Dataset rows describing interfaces
------------------------------------------------------------
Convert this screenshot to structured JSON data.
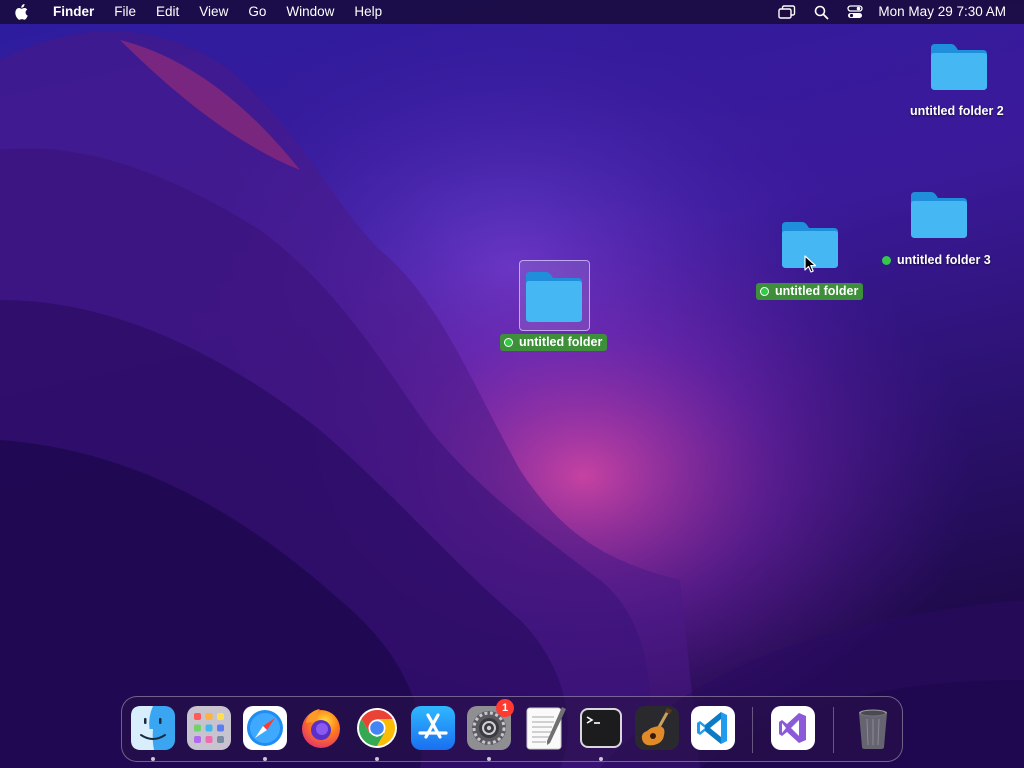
{
  "menubar": {
    "app_name": "Finder",
    "menus": [
      "File",
      "Edit",
      "View",
      "Go",
      "Window",
      "Help"
    ],
    "clock": "Mon May 29  7:30 AM",
    "status_icons": [
      "screen-mirroring-icon",
      "spotlight-search-icon",
      "control-center-icon"
    ]
  },
  "desktop": {
    "items": [
      {
        "name": "untitled folder 2",
        "tag": null,
        "selected": false
      },
      {
        "name": "untitled folder 3",
        "tag": "green",
        "selected": false
      },
      {
        "name": "untitled folder",
        "tag": "green",
        "selected": true
      },
      {
        "name": "untitled folder",
        "tag": "green",
        "selected": true
      }
    ]
  },
  "dock": {
    "apps": [
      {
        "name": "Finder",
        "running": true
      },
      {
        "name": "Launchpad",
        "running": false
      },
      {
        "name": "Safari",
        "running": true
      },
      {
        "name": "Firefox",
        "running": false
      },
      {
        "name": "Google Chrome",
        "running": true
      },
      {
        "name": "App Store",
        "running": false
      },
      {
        "name": "System Preferences",
        "running": true,
        "badge": "1"
      },
      {
        "name": "TextEdit",
        "running": false
      },
      {
        "name": "Terminal",
        "running": true
      },
      {
        "name": "GarageBand",
        "running": false
      },
      {
        "name": "Visual Studio Code",
        "running": false
      },
      {
        "name": "Visual Studio",
        "running": false
      },
      {
        "name": "Trash",
        "running": false
      }
    ]
  },
  "colors": {
    "folder": "#2ea8f0",
    "tag_green": "#33c94a",
    "selection_label": "#3d8f3a",
    "badge_red": "#ff3b30"
  }
}
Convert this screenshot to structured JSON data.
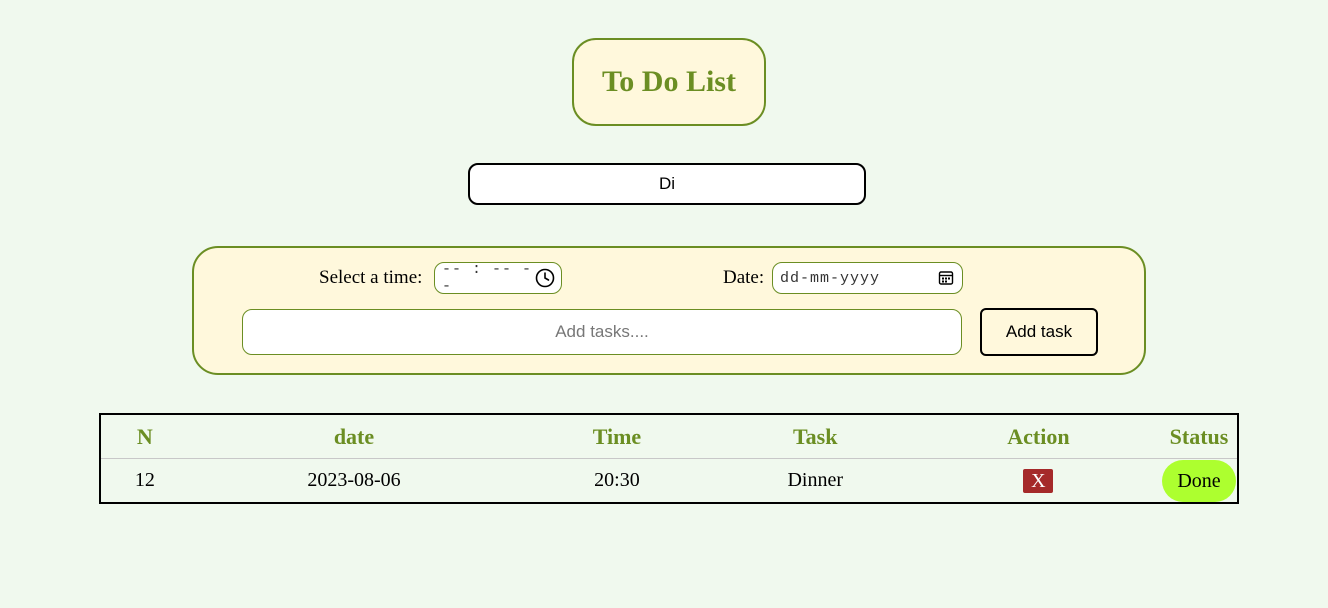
{
  "header": {
    "title": "To Do List"
  },
  "search": {
    "value": "Di",
    "placeholder": ""
  },
  "form": {
    "time_label": "Select a time:",
    "time_placeholder": "-- : --  --",
    "time_icon": "clock-icon",
    "date_label": "Date:",
    "date_placeholder": "dd-mm-yyyy",
    "date_icon": "calendar-icon",
    "task_placeholder": "Add tasks....",
    "add_button_label": "Add task"
  },
  "table": {
    "headers": {
      "n": "N",
      "date": "date",
      "time": "Time",
      "task": "Task",
      "action": "Action",
      "status": "Status"
    },
    "rows": [
      {
        "n": "12",
        "date": "2023-08-06",
        "time": "20:30",
        "task": "Dinner",
        "action_label": "X",
        "status_label": "Done"
      }
    ]
  },
  "colors": {
    "accent": "#6b8e23",
    "panel_background": "#fff8dc",
    "page_background": "#f0f9ee",
    "delete_button": "#a52a2a",
    "done_button": "#adff2f"
  }
}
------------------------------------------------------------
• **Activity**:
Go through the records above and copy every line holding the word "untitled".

• **Answer below**:
        "name": "untitled folder 2",
        "name": "untitled folder 3",
        "name": "untitled folder",
        "name": "untitled folder",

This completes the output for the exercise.